Last Saturday I had an unexpected reunion with some of my old colleagues from the Dictionary of New Zealand biography project, but the occasion was a sad one – the farewell for Tairongo Amoamo, who passed away on 8 July. From 1990 to 2000, Tairongo was Māori editor for the Dictionary, with responsibility for translating the entries on Māori subjects into te reo. He was a native speaker of the language, and his reo was, as Ranginui Walker said in his eulogy, ‘impeccable’. Tairongo was passionate about his work on the Māori volumes, known as Ngā tāngata taumata rau – the people of many peaks. But he was much more than a translator – he was a generous teacher and friend to those of us who worked with him. Through him we were introduced to the important principles of tikanga and manners – imparted in a kindly, patient but very firm way! Listening to him talk in te reo to Māori visitors in the office revealed to us that it was a living language of everyday life, as well as being a vehicle for poetry and history. And he loved to recount the stories of the people whose lives we were recording – people like Tuakana Āporotanga, Te Pairi Tūterangi, and of course Mokomoko. When he told these stories with such relish, they became incredibly vivid, and their ongoing deep significance for him and many others was evident. It was a lesson that in this country, history is not just about the past.

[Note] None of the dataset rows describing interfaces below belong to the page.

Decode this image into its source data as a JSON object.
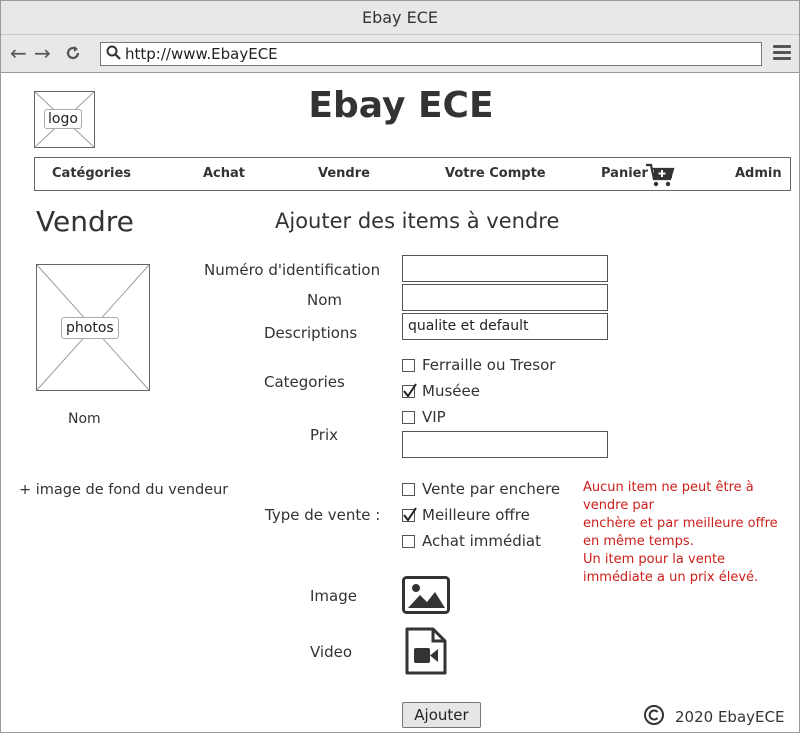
{
  "window": {
    "title": "Ebay ECE"
  },
  "browser": {
    "url": "http://www.EbayECE",
    "back_icon": "arrow-left-icon",
    "forward_icon": "arrow-right-icon",
    "refresh_icon": "refresh-icon",
    "menu_icon": "hamburger-menu-icon"
  },
  "header": {
    "logo_label": "logo",
    "site_title": "Ebay ECE"
  },
  "menu": {
    "items": [
      "Catégories",
      "Achat",
      "Vendre",
      "Votre Compte",
      "Panier",
      "Admin"
    ]
  },
  "page": {
    "heading": "Vendre",
    "section_heading": "Ajouter des items à vendre"
  },
  "seller": {
    "photo_label": "photos",
    "name_label": "Nom",
    "background_note": "+ image de fond du vendeur"
  },
  "form": {
    "id_label": "Numéro d'identification",
    "id_value": "",
    "name_label": "Nom",
    "name_value": "",
    "description_label": "Descriptions",
    "description_value": "qualite et default",
    "categories_label": "Categories",
    "categories": [
      {
        "label": "Ferraille ou Tresor",
        "checked": false
      },
      {
        "label": "Muséee",
        "checked": true
      },
      {
        "label": "VIP",
        "checked": false
      }
    ],
    "price_label": "Prix",
    "price_value": "",
    "sale_type_label": "Type de vente :",
    "sale_types": [
      {
        "label": "Vente par enchere",
        "checked": false
      },
      {
        "label": "Meilleure offre",
        "checked": true
      },
      {
        "label": "Achat immédiat",
        "checked": false
      }
    ],
    "image_label": "Image",
    "video_label": "Video",
    "submit_label": "Ajouter"
  },
  "note": {
    "lines": [
      "Aucun item ne peut être à",
      "vendre par",
      "enchère et par meilleure offre",
      "en même temps.",
      "Un item pour la vente",
      "immédiate a un prix élevé."
    ],
    "color": "#cc1f1a"
  },
  "footer": {
    "text": "2020 EbayECE"
  }
}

Tairongo knew that at the Dictionary, we were making history in more than one way. His lasting achievement is his contribution to Ngā tāngata taumata rau, which when complete was the largest Māori-language work to be published since the translation of the Bible in the 19th century. It was the model for subsequent translation of Māori entries in Te Ara – the Encyclopedia of New Zealand. Haere rā Tairongo – your work will live on. Haere ki te kāinga i whakaritea e tō tātou Kaihanga mō tātou katoa.